We did have one additional issue when Little Miss started drinking cow’s milk. Shortly afterwards her cheeks and chin developed a bad eczema patch. I was trying to keep them coated in Aquaphor® but it wasn’t even slowing it down. I tried switching her to soy milk (which she loves anyway because it is like a melted vanilla milkshake) and those cheeks cleared right up.
-BATHS: Keep baths to every other day (at most) and use lukewarm water. Limit baths to 10-15 minutes if possible and wait until the end to use soap. Avoid bubble bath. (I’m such a fun-sucker.) All of these will help prevent the drying effects of bathtime. Oatmeal bath products alleviate itching for a short period of time and bath oils have shown no benefit. Pat baby dry after the bath and apply lotion as soon as possible.

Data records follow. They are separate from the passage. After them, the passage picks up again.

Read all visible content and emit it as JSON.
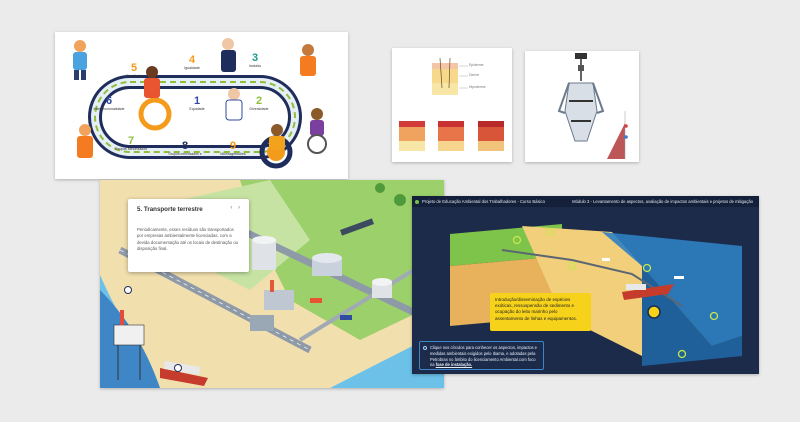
{
  "diversity_card": {
    "items": [
      {
        "num": "5",
        "label": "Equidade",
        "color": "#f59b1c"
      },
      {
        "num": "4",
        "label": "Igualdade",
        "color": "#f59b1c"
      },
      {
        "num": "3",
        "label": "Incluido",
        "color": "#1d9a8f"
      },
      {
        "num": "6",
        "label": "Interseccionalidade",
        "color": "#2f4aa0"
      },
      {
        "num": "1",
        "label": "Equidade",
        "color": "#2f4aa0"
      },
      {
        "num": "2",
        "label": "Diversidade",
        "color": "#8fbf3a"
      },
      {
        "num": "7",
        "label": "Grupos Minorizados",
        "color": "#8fbf3a"
      },
      {
        "num": "8",
        "label": "Grupos minorizados e interseccionalidade",
        "color": "#1f2d5c"
      },
      {
        "num": "9",
        "label": "Microagressões",
        "color": "#f59b1c"
      }
    ]
  },
  "skin_card": {
    "labels": [
      "Epiderme",
      "Derme",
      "Hipoderme"
    ]
  },
  "transport_card": {
    "popup_title": "5. Transporte terrestre",
    "popup_nav": "‹ ›",
    "popup_body": "Periodicamente, esses resíduos são transportados por empresas ambientalmente licenciadas, com a devida documentação até os locais de destinação ou disposição final."
  },
  "offshore_card": {
    "topbar_title": "Projeto de Educação Ambiental dos Trabalhadores - Curso Básico",
    "topbar_module": "Módulo 3 - Levantamento de aspectos, avaliação de impactos ambientais e projetos de mitigação",
    "callout_text": "Introdução/disseminação de espécies exóticas, ressuspensão de sedimento e ocupação do leito marinho pelo assentamento de linhas e equipamentos.",
    "info_text": "Clique nos círculos para conhecer os aspectos, impactos e medidas ambientais exigidos pelo Ibama, e adotadas pela Petrobras no âmbito do licenciamento Ambiental.com foco na ",
    "info_highlight": "fase de instalação."
  }
}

-LOTIONS: Be willing to try a few different products to find what works best. You are looking for something without dyes and fragrances and you should be able to see a difference within a week of starting to use the lotion twice daily. The National Eczema Foundation has a list of products that have earned their Seal of Acceptance which is a good place to start looking if you are overwhelmed by the lotion aisle. When applying more than one product always go from medicated products to watery products (lotions) to greasy products (ointments) as the thicker ointments will keep out anything applied on top of them. (This rule applies for anytime you are applying skin products.) Petroleum jelly is the cheapest ointment you can use and it will do the job but it is also more sticky/messy.
-LAUNDRY: Consider buying a laundry detergent for sensitive skin to prevent irritation. Look for tagless clothing (the greatest invention ever) and wash new clothing before using.
-OTHER: Keep fingernails short to minimize scratching damage. Maintain comfortable temperature and humidity levels (through “thermostat manipulation” or dressing the child in light layers) to further prevent skin drying or irritation (due to sweating).
Phew! That was way too long. As a wrap-up I should note that these management tips are for mild cases of eczema only. You should always have your pediatrician confirm that the rash is eczema and that is does not need any further treatment. It is especially important to have anything that oozes, or otherwise looks infected, checked out.
If you would like more information, EczemaNet has in depth information on eczema all reviewed by dermatologists. The American Academy of Dermatology has some information on their site but it is harder to navigate and the American Academy of Pediatrics has a good summary.
So let’s throw this out there: Does your baby have eczema? What works for you?